_Problem statement_. Find every line below with the word "color" in it, and copy each one.

_Supplied records_.
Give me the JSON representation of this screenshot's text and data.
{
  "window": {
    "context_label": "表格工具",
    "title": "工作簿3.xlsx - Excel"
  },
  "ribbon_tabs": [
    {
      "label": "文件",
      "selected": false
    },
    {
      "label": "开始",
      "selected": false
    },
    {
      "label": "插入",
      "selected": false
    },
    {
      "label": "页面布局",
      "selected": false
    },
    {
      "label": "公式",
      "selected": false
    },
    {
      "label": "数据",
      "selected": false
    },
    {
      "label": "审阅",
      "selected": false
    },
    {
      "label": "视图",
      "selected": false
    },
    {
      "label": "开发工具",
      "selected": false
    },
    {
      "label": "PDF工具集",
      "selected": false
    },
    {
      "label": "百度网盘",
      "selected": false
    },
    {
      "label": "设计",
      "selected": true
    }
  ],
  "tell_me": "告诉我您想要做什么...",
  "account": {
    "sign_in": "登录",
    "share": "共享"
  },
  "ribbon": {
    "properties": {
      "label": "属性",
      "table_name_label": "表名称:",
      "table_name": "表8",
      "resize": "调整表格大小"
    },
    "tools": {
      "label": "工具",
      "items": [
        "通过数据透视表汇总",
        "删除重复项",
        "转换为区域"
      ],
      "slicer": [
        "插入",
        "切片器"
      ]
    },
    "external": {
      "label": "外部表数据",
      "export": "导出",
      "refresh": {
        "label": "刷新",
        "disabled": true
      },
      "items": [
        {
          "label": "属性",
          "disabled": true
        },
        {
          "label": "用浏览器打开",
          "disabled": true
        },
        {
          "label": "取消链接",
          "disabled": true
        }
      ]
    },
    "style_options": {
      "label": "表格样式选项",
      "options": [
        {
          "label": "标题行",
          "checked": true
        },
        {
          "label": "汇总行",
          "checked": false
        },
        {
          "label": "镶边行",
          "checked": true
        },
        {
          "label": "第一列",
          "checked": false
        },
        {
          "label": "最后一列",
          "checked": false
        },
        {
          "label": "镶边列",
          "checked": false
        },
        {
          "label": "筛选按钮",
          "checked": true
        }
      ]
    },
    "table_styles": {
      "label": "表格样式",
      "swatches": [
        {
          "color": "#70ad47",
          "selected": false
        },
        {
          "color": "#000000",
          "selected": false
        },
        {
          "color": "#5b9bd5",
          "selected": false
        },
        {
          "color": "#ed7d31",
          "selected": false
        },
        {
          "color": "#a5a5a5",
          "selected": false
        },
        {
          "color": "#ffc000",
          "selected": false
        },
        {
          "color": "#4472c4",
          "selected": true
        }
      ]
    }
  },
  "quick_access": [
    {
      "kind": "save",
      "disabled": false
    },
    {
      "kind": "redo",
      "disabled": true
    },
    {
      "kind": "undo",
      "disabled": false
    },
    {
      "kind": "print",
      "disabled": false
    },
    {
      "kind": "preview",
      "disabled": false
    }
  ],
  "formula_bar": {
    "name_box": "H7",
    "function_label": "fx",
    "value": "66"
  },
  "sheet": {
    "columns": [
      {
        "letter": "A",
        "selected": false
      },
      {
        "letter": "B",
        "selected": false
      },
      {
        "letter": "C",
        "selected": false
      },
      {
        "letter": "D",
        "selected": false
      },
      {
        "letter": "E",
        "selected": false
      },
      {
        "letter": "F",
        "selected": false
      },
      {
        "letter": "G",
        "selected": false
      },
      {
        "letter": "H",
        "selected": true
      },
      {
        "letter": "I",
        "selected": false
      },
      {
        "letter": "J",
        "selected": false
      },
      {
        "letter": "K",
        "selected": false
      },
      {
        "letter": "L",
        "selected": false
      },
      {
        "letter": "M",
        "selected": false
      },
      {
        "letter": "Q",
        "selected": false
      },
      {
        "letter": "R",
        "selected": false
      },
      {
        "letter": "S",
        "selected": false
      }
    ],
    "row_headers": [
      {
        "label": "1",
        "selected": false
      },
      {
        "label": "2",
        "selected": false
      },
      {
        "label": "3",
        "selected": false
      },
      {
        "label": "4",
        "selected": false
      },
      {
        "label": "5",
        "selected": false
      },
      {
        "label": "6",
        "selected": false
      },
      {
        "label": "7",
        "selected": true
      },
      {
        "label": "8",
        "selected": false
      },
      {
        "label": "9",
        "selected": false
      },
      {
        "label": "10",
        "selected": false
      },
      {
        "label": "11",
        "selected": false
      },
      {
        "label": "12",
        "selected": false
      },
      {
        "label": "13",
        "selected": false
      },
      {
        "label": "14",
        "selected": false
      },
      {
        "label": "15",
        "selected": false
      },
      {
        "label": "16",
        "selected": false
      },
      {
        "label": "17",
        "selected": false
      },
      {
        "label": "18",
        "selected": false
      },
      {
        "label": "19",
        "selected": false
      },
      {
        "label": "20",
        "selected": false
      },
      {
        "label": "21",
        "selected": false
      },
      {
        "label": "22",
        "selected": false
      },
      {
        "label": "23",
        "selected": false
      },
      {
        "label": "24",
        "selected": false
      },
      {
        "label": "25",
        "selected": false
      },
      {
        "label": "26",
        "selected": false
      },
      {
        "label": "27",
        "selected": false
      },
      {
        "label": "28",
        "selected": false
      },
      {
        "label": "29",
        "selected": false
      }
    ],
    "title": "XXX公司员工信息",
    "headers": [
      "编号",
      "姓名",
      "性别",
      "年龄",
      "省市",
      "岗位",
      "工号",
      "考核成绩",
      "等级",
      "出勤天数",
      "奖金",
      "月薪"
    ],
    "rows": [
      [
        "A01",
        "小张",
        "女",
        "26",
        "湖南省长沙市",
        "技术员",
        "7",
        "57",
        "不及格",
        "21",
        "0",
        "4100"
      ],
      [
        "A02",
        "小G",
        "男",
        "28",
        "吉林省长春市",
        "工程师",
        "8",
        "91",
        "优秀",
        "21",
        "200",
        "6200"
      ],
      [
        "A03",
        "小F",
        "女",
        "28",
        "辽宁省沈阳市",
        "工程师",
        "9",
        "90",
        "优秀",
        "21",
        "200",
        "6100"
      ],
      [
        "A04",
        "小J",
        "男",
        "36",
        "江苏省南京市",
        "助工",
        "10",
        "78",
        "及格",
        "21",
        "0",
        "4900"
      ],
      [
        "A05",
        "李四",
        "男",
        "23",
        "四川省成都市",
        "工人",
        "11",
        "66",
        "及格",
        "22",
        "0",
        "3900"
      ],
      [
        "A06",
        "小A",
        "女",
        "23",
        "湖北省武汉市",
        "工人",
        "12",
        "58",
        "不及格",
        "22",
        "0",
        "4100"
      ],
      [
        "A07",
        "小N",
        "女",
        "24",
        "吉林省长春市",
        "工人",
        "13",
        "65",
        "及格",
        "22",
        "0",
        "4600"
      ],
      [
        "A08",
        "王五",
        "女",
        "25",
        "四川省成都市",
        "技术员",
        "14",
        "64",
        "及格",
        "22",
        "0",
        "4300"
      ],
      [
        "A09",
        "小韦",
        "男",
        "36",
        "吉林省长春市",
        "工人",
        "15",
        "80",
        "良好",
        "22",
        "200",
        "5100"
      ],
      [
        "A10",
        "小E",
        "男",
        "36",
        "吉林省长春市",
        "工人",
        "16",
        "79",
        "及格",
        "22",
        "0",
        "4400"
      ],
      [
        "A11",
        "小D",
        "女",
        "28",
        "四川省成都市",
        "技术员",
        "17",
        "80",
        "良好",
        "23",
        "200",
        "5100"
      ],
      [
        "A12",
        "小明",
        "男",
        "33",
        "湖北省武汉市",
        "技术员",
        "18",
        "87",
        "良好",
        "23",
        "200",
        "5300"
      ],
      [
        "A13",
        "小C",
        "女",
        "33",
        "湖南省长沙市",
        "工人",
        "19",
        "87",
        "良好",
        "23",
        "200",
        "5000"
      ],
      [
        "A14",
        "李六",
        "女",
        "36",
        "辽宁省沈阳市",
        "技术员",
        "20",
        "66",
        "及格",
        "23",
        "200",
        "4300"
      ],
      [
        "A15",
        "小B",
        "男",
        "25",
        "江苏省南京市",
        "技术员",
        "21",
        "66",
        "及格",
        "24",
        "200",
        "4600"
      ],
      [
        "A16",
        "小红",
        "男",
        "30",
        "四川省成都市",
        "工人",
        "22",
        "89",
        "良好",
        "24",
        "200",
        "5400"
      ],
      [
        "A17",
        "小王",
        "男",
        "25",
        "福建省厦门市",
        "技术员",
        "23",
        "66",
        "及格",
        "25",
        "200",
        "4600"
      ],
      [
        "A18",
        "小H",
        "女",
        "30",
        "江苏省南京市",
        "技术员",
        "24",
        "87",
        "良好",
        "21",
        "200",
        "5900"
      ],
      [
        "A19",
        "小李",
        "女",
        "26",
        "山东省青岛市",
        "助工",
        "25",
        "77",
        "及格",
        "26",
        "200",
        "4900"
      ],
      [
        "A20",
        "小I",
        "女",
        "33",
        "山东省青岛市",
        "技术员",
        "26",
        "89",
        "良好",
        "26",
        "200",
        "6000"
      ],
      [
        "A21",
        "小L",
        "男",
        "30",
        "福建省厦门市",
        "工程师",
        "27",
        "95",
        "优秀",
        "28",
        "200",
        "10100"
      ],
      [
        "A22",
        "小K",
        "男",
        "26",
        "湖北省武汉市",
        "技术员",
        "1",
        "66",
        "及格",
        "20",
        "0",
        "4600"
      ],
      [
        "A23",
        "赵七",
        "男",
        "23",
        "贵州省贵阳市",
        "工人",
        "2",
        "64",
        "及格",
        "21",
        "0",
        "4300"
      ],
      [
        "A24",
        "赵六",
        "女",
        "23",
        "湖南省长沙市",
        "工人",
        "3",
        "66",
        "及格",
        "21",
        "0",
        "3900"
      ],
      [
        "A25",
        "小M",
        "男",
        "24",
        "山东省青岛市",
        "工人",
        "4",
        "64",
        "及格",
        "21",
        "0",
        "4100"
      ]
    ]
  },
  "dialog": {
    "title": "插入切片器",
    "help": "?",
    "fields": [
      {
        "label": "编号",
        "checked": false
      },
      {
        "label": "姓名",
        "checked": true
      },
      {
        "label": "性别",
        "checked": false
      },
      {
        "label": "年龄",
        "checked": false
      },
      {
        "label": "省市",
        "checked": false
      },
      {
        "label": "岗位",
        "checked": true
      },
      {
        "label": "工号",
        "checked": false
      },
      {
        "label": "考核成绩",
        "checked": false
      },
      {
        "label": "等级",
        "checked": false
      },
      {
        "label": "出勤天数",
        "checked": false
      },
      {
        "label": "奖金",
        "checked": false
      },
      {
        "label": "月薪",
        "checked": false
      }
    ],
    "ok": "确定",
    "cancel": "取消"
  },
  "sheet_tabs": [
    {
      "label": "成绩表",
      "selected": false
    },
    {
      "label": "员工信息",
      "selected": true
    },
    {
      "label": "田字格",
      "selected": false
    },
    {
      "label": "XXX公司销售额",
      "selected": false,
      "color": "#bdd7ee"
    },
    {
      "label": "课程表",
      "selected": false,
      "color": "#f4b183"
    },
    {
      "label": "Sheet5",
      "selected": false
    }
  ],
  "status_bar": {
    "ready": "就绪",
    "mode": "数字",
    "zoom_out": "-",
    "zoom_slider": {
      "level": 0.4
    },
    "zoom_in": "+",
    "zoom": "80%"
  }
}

_Response for this exercise_.
          "color": "#70ad47",
          "color": "#000000",
          "color": "#5b9bd5",
          "color": "#ed7d31",
          "color": "#a5a5a5",
          "color": "#ffc000",
          "color": "#4472c4",
      "color": "#bdd7ee"
      "color": "#f4b183"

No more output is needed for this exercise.